Segment Start: Supplied material
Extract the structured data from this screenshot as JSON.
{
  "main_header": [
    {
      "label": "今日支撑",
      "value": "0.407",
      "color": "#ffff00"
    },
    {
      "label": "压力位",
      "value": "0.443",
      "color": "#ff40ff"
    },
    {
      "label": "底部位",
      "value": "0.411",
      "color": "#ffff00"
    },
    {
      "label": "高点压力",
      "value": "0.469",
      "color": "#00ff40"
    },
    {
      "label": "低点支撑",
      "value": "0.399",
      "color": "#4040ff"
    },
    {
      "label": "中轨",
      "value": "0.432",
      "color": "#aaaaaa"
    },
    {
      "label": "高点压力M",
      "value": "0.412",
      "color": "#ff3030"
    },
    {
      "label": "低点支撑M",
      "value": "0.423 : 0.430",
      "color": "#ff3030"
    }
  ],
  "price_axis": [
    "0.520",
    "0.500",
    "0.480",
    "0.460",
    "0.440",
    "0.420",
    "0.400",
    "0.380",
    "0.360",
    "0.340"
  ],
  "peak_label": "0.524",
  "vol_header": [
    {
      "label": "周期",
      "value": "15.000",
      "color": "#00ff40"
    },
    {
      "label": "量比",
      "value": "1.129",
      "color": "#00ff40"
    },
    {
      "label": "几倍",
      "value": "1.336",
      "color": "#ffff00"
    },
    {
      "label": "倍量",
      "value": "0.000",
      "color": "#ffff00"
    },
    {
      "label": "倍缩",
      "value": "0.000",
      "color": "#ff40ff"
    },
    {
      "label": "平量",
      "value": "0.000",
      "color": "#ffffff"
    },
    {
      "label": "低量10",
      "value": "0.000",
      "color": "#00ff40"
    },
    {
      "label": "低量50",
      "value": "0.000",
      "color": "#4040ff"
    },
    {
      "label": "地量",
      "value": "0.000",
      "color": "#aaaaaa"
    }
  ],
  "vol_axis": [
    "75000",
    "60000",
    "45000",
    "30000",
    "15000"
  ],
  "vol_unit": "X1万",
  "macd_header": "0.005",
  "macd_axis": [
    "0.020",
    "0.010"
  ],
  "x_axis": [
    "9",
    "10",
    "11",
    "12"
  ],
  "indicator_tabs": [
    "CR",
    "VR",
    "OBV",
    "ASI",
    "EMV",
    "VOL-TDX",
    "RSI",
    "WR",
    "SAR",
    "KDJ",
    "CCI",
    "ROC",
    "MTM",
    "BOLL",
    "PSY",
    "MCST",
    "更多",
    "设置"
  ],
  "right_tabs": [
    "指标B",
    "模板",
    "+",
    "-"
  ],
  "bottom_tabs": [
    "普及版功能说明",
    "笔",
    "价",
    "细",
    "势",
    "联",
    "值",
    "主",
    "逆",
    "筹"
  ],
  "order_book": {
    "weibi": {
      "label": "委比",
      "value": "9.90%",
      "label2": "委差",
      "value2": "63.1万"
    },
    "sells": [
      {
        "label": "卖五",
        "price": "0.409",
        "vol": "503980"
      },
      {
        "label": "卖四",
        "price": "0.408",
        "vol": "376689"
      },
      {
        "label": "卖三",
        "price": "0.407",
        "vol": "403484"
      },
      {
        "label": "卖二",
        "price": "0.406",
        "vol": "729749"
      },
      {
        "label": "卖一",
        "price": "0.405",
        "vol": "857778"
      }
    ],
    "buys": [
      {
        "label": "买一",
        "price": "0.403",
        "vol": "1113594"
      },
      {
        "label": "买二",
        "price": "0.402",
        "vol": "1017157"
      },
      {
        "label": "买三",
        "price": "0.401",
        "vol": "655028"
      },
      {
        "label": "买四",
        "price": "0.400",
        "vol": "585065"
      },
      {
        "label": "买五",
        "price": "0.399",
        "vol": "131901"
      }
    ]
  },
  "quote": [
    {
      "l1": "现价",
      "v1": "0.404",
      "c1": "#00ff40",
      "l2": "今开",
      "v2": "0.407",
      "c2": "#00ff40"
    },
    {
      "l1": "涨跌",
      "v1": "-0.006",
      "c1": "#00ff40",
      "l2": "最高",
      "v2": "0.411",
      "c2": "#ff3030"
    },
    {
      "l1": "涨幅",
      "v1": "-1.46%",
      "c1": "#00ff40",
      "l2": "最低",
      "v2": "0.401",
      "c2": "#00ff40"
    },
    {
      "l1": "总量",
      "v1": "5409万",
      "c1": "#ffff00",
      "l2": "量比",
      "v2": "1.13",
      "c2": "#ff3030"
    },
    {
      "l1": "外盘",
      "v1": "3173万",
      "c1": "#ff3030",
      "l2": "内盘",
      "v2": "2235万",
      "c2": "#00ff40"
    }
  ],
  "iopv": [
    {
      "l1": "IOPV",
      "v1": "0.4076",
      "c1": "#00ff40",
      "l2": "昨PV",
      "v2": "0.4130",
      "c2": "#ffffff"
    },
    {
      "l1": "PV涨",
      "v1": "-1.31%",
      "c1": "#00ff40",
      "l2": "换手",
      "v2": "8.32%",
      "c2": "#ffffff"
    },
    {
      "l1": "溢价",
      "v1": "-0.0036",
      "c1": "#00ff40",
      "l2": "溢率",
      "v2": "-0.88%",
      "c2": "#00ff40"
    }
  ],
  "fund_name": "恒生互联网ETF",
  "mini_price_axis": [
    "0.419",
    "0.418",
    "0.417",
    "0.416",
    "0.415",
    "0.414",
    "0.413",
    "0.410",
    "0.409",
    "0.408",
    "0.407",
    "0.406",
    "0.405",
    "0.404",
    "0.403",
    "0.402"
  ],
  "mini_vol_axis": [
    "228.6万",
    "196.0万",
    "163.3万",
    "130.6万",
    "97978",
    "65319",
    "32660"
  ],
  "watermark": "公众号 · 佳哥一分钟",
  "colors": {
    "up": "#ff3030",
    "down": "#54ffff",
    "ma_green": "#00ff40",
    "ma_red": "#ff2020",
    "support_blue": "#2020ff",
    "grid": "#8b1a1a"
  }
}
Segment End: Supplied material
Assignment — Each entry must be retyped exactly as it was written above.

Solution for this problem —
Extract the structured data from this screenshot as JSON.
{
  "main_header": [
    {
      "label": "今日支撑",
      "value": "0.407",
      "color": "#ffff00"
    },
    {
      "label": "压力位",
      "value": "0.443",
      "color": "#ff40ff"
    },
    {
      "label": "底部位",
      "value": "0.411",
      "color": "#ffff00"
    },
    {
      "label": "高点压力",
      "value": "0.469",
      "color": "#00ff40"
    },
    {
      "label": "低点支撑",
      "value": "0.399",
      "color": "#4040ff"
    },
    {
      "label": "中轨",
      "value": "0.432",
      "color": "#aaaaaa"
    },
    {
      "label": "高点压力M",
      "value": "0.412",
      "color": "#ff3030"
    },
    {
      "label": "低点支撑M",
      "value": "0.423 : 0.430",
      "color": "#ff3030"
    }
  ],
  "price_axis": [
    "0.520",
    "0.500",
    "0.480",
    "0.460",
    "0.440",
    "0.420",
    "0.400",
    "0.380",
    "0.360",
    "0.340"
  ],
  "peak_label": "0.524",
  "vol_header": [
    {
      "label": "周期",
      "value": "15.000",
      "color": "#00ff40"
    },
    {
      "label": "量比",
      "value": "1.129",
      "color": "#00ff40"
    },
    {
      "label": "几倍",
      "value": "1.336",
      "color": "#ffff00"
    },
    {
      "label": "倍量",
      "value": "0.000",
      "color": "#ffff00"
    },
    {
      "label": "倍缩",
      "value": "0.000",
      "color": "#ff40ff"
    },
    {
      "label": "平量",
      "value": "0.000",
      "color": "#ffffff"
    },
    {
      "label": "低量10",
      "value": "0.000",
      "color": "#00ff40"
    },
    {
      "label": "低量50",
      "value": "0.000",
      "color": "#4040ff"
    },
    {
      "label": "地量",
      "value": "0.000",
      "color": "#aaaaaa"
    }
  ],
  "vol_axis": [
    "75000",
    "60000",
    "45000",
    "30000",
    "15000"
  ],
  "vol_unit": "X1万",
  "macd_header": "0.005",
  "macd_axis": [
    "0.020",
    "0.010"
  ],
  "x_axis": [
    "9",
    "10",
    "11",
    "12"
  ],
  "indicator_tabs": [
    "CR",
    "VR",
    "OBV",
    "ASI",
    "EMV",
    "VOL-TDX",
    "RSI",
    "WR",
    "SAR",
    "KDJ",
    "CCI",
    "ROC",
    "MTM",
    "BOLL",
    "PSY",
    "MCST",
    "更多",
    "设置"
  ],
  "right_tabs": [
    "指标B",
    "模板",
    "+",
    "-"
  ],
  "bottom_tabs": [
    "普及版功能说明",
    "笔",
    "价",
    "细",
    "势",
    "联",
    "值",
    "主",
    "逆",
    "筹"
  ],
  "order_book": {
    "weibi": {
      "label": "委比",
      "value": "9.90%",
      "label2": "委差",
      "value2": "63.1万"
    },
    "sells": [
      {
        "label": "卖五",
        "price": "0.409",
        "vol": "503980"
      },
      {
        "label": "卖四",
        "price": "0.408",
        "vol": "376689"
      },
      {
        "label": "卖三",
        "price": "0.407",
        "vol": "403484"
      },
      {
        "label": "卖二",
        "price": "0.406",
        "vol": "729749"
      },
      {
        "label": "卖一",
        "price": "0.405",
        "vol": "857778"
      }
    ],
    "buys": [
      {
        "label": "买一",
        "price": "0.403",
        "vol": "1113594"
      },
      {
        "label": "买二",
        "price": "0.402",
        "vol": "1017157"
      },
      {
        "label": "买三",
        "price": "0.401",
        "vol": "655028"
      },
      {
        "label": "买四",
        "price": "0.400",
        "vol": "585065"
      },
      {
        "label": "买五",
        "price": "0.399",
        "vol": "131901"
      }
    ]
  },
  "quote": [
    {
      "l1": "现价",
      "v1": "0.404",
      "c1": "#00ff40",
      "l2": "今开",
      "v2": "0.407",
      "c2": "#00ff40"
    },
    {
      "l1": "涨跌",
      "v1": "-0.006",
      "c1": "#00ff40",
      "l2": "最高",
      "v2": "0.411",
      "c2": "#ff3030"
    },
    {
      "l1": "涨幅",
      "v1": "-1.46%",
      "c1": "#00ff40",
      "l2": "最低",
      "v2": "0.401",
      "c2": "#00ff40"
    },
    {
      "l1": "总量",
      "v1": "5409万",
      "c1": "#ffff00",
      "l2": "量比",
      "v2": "1.13",
      "c2": "#ff3030"
    },
    {
      "l1": "外盘",
      "v1": "3173万",
      "c1": "#ff3030",
      "l2": "内盘",
      "v2": "2235万",
      "c2": "#00ff40"
    }
  ],
  "iopv": [
    {
      "l1": "IOPV",
      "v1": "0.4076",
      "c1": "#00ff40",
      "l2": "昨PV",
      "v2": "0.4130",
      "c2": "#ffffff"
    },
    {
      "l1": "PV涨",
      "v1": "-1.31%",
      "c1": "#00ff40",
      "l2": "换手",
      "v2": "8.32%",
      "c2": "#ffffff"
    },
    {
      "l1": "溢价",
      "v1": "-0.0036",
      "c1": "#00ff40",
      "l2": "溢率",
      "v2": "-0.88%",
      "c2": "#00ff40"
    }
  ],
  "fund_name": "恒生互联网ETF",
  "mini_price_axis": [
    "0.419",
    "0.418",
    "0.417",
    "0.416",
    "0.415",
    "0.414",
    "0.413",
    "0.410",
    "0.409",
    "0.408",
    "0.407",
    "0.406",
    "0.405",
    "0.404",
    "0.403",
    "0.402"
  ],
  "mini_vol_axis": [
    "228.6万",
    "196.0万",
    "163.3万",
    "130.6万",
    "97978",
    "65319",
    "32660"
  ],
  "watermark": "公众号 · 佳哥一分钟",
  "colors": {
    "up": "#ff3030",
    "down": "#54ffff",
    "ma_green": "#00ff40",
    "ma_red": "#ff2020",
    "support_blue": "#2020ff",
    "grid": "#8b1a1a"
  }
}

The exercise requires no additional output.